▶ **Activity**
Please show every line from the entries that carries the word "this".

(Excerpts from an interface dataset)
▶
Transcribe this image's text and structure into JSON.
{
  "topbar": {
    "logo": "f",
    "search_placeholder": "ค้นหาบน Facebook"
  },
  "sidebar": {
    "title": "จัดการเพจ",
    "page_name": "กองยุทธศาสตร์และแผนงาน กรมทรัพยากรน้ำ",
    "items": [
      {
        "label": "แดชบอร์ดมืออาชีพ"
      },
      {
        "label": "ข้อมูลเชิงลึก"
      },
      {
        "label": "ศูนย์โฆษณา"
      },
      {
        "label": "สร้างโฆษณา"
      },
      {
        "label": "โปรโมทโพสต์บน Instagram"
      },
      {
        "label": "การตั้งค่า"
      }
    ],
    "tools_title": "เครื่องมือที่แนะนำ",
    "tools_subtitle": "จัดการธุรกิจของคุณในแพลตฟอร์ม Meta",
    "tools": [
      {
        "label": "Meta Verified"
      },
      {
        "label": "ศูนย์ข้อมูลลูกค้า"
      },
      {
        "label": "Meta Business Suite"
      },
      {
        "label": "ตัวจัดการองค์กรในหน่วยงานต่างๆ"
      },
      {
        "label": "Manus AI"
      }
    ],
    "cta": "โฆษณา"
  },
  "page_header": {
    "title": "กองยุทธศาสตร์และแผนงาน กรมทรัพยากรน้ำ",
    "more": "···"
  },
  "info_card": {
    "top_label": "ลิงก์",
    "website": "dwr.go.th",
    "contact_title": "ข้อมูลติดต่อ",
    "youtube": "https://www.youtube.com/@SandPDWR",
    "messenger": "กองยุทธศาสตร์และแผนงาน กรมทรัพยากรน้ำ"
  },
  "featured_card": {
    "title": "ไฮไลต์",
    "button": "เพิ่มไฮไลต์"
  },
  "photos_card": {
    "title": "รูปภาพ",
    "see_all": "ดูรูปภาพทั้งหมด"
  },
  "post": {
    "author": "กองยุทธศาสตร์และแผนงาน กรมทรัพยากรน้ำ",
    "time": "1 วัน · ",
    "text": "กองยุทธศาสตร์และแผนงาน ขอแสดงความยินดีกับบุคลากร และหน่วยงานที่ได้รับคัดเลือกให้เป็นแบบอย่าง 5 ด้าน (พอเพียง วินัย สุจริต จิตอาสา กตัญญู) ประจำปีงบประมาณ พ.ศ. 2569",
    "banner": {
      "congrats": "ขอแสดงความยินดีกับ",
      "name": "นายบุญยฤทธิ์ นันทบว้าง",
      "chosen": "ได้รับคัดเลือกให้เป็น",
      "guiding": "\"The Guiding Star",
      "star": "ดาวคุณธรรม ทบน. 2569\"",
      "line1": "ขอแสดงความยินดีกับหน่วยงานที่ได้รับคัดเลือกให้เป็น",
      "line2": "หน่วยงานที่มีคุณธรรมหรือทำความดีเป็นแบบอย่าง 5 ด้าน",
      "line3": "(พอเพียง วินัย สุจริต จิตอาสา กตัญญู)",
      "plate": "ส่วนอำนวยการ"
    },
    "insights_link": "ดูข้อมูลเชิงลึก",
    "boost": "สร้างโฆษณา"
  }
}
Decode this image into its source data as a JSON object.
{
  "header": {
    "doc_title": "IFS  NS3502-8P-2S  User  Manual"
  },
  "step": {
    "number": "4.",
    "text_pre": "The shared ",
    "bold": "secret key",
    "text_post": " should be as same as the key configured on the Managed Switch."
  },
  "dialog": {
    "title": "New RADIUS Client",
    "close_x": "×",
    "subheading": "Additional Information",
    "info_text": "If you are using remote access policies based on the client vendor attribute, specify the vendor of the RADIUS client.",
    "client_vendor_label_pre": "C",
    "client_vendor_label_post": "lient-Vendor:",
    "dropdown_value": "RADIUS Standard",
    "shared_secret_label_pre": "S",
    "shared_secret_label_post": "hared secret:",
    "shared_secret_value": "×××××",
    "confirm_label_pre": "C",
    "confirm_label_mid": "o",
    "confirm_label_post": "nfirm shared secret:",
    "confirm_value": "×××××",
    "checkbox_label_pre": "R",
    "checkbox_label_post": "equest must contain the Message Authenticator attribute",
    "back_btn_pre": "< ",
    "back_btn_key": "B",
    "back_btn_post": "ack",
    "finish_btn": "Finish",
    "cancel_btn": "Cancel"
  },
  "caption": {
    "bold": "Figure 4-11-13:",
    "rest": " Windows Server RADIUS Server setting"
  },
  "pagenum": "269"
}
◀
▶ **Reply**
Transcribe this image's text and structure into JSON.
Decode this image into its source data as a JSON object.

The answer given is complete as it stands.